A third flaw in Seibert's book is his approach to Jesus' eschatological statements. Since Seibert is attempting to depict Jesus as a pacifist, he attempts to dismiss problem passages which record Jesus speaking about a pending judgement (Matt. 10:11-15; 11:20-24) and eternal damnation (Matt. 8:11-12; 13:41-42; 18:9). In order to juxtapose these verses with his understanding of Jesus, Seibert claims that God still remains non-violent since these judgements are "outside the space-time continuum [and] only for a limited period of time...Therefore, it is still possible to maintain that the God Jesus reveals acts nonviolently in historical time," (p 253-54). First, it is very difficult to understand how Seibert developed this notion of "space-time continuum" which would exempt God from any actions. This explanation seems random, evasive, and unsatisfactory. Second, this approach defies the second presupposition of his book which "assumes the consistency of God's character," (p. 186). If God defies His own actions outside of the space-time continuum, God is still inconsistent and destroys Seibert's presupposition.

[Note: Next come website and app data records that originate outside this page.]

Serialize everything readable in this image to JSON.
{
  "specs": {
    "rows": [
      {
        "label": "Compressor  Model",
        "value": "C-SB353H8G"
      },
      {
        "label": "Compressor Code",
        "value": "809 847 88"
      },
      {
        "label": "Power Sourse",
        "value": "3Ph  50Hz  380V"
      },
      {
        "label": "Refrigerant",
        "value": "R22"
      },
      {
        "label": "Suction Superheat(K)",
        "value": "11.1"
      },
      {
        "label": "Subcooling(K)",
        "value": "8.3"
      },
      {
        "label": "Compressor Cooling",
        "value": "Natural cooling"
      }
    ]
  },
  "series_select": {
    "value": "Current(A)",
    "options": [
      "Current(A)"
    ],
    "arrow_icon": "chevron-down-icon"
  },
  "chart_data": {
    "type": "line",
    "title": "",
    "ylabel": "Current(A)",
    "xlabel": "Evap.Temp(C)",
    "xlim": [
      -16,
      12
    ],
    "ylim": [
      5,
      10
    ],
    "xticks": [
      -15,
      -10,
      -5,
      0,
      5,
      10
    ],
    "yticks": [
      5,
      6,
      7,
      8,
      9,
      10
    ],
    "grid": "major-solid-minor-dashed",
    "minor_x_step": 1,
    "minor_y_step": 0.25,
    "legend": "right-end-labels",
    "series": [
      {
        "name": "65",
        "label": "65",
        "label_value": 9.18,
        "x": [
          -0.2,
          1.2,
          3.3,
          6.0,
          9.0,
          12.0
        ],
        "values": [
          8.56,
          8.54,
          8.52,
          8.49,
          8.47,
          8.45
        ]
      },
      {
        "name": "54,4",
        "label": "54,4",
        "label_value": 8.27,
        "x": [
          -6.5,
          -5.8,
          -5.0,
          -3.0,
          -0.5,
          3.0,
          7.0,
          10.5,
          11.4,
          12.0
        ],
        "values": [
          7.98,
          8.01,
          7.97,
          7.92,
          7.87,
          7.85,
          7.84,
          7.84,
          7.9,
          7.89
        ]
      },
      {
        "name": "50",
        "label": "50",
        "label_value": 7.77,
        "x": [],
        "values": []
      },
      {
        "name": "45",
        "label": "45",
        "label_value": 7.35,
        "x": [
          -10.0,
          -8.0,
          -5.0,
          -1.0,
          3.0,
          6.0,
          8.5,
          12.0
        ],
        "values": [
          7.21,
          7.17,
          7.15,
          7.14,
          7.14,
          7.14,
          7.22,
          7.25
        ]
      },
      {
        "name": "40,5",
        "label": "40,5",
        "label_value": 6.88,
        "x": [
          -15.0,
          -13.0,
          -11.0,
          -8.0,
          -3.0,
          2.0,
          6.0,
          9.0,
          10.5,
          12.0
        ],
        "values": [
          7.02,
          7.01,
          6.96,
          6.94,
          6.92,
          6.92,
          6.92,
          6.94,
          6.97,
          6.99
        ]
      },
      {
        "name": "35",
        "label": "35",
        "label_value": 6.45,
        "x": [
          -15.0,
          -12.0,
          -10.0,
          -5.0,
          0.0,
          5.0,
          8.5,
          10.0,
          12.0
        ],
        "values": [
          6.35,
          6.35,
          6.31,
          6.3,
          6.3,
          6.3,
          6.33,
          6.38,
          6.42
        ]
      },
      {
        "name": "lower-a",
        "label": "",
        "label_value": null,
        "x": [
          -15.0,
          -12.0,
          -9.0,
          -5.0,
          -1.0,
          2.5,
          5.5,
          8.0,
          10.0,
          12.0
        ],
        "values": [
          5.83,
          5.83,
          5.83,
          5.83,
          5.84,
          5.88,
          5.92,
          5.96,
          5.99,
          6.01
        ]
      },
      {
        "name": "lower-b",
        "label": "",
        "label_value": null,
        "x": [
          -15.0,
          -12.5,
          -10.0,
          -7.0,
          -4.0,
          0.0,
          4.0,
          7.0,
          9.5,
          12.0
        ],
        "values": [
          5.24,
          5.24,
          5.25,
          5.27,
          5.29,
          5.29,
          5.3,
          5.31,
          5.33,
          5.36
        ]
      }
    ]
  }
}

A fourth flaw found in Seibert's defense is in his appendix where he speaks about the book of Revelation and the war predicted in there. Promoting a non-violent God, he states that "numerous interpreters have argued that what is being described [in Revelation] is not a literal battle but rather a symbolic victory over evil. This interpretive approach makes good sense given the genre of Revelation," (p. 256). While this approach is common, it is surprising that he resorts to this understanding since, earlier in his book, he critiques the hermeneutic of allegorization, saying that "most modern readers find Origen's allegorical readings quote fanciful. This is not surprising since the Achilles heel of the allegorical method is the lack of controls governing how correlations are made between details in the texts and the meanings assigned to them," (p. 64). Seibert employed a hermeneutic he himself earlier dismissed as too subjective. Seibert's lack of consistency when implementing this new methodology is disconcerting.
Eric A. Seibert's Disturbing Divine Behavior provides a much-needed dialogue about the disturbing behavior of God in the Old Testament compared to the loving God presented in the New Testament. Abandoning previous attempts at explaining this dilemma, Seibert introduces a dual hermeneutic of the Old Testament God. Undermining the authority of Israel's theological worldview and scripture, Seibert encourages a Christological approach to the Old Testament which would teach those scriptures pertain to the actual God. Seibert's approach is new and innovative, yet unconvincing. Within his methodology, there remain too many conjectures and presuppositions for this to be a proper approach. In order to substantiate his point, Seibert makes arguments from silence as well as jeopardizes his own hermeneutical principles through allegorizing the book of Revelation.
While I appreciate Seibert's attempt in tackling this issue, there are too many loop holes in the solution he is proposing. Instead, may Christians take up the challenge to view God in the Old Testament in a serious light, and begin wrestling with the implications of His actions. Affirming the view of verbal plenary inspiration, God has communicated His Word for a reason, and we must study to understand Him more (2 Tim. 2:15).